-- Data for this task follows --

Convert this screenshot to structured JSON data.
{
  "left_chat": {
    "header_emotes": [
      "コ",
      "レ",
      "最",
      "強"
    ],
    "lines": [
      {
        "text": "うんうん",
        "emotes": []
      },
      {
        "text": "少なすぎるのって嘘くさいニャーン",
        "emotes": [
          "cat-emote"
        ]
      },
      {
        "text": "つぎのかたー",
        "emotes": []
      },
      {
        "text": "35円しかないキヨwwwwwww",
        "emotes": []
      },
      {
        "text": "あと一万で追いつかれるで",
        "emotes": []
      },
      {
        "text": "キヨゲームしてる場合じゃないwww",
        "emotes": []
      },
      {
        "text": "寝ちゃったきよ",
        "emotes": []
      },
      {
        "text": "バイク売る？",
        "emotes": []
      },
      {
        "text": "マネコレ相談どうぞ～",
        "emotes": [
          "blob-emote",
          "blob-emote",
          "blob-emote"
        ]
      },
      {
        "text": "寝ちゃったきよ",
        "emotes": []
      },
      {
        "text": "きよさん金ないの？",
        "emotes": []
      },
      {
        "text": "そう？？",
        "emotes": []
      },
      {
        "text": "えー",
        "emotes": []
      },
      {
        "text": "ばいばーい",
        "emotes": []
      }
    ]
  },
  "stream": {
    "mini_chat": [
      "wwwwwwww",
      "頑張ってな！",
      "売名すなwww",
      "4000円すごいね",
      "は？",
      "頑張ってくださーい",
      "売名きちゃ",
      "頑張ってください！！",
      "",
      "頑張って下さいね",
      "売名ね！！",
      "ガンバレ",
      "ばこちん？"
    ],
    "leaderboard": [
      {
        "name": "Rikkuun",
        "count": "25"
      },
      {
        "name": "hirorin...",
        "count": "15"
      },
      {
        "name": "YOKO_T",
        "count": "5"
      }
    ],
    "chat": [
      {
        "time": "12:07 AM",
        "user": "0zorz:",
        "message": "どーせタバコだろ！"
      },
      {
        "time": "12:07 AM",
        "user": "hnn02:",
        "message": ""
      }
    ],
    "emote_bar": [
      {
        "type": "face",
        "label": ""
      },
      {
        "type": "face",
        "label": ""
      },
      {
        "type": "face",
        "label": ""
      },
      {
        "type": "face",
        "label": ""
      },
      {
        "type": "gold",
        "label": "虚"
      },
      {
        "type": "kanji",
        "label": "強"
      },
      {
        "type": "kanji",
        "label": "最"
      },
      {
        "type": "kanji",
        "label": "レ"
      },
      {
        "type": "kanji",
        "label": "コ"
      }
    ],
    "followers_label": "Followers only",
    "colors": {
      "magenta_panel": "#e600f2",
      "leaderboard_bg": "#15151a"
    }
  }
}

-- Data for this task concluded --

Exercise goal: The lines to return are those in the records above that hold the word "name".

Exercise response:
        "name": "Rikkuun",
        "name": "hirorin...",
        "name": "YOKO_T",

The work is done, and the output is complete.